Please copy every line with the string "name" from the entries below.

▬▬▬▬▬▬▬▬▬▬

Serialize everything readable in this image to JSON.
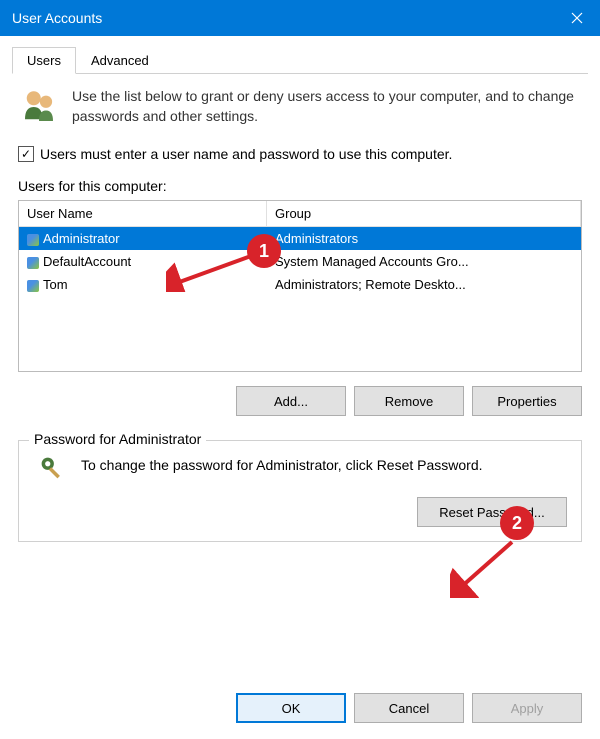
{
  "titlebar": {
    "title": "User Accounts"
  },
  "tabs": {
    "users": "Users",
    "advanced": "Advanced"
  },
  "intro": "Use the list below to grant or deny users access to your computer, and to change passwords and other settings.",
  "checkbox_label": "Users must enter a user name and password to use this computer.",
  "list_label": "Users for this computer:",
  "columns": {
    "name": "User Name",
    "group": "Group"
  },
  "users": [
    {
      "name": "Administrator",
      "group": "Administrators",
      "selected": true
    },
    {
      "name": "DefaultAccount",
      "group": "System Managed Accounts Gro...",
      "selected": false
    },
    {
      "name": "Tom",
      "group": "Administrators; Remote Deskto...",
      "selected": false
    }
  ],
  "buttons": {
    "add": "Add...",
    "remove": "Remove",
    "properties": "Properties",
    "reset": "Reset Password...",
    "ok": "OK",
    "cancel": "Cancel",
    "apply": "Apply"
  },
  "password_section": {
    "legend": "Password for Administrator",
    "text": "To change the password for Administrator, click Reset Password."
  },
  "annotations": {
    "one": "1",
    "two": "2"
  }
}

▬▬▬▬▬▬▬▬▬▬

> **OUTPUT OF THE TASK**:
  "checkbox_label": "Users must enter a user name and password to use this computer.",
    "name": "User Name",
      "name": "Administrator",
      "name": "DefaultAccount",
      "name": "Tom",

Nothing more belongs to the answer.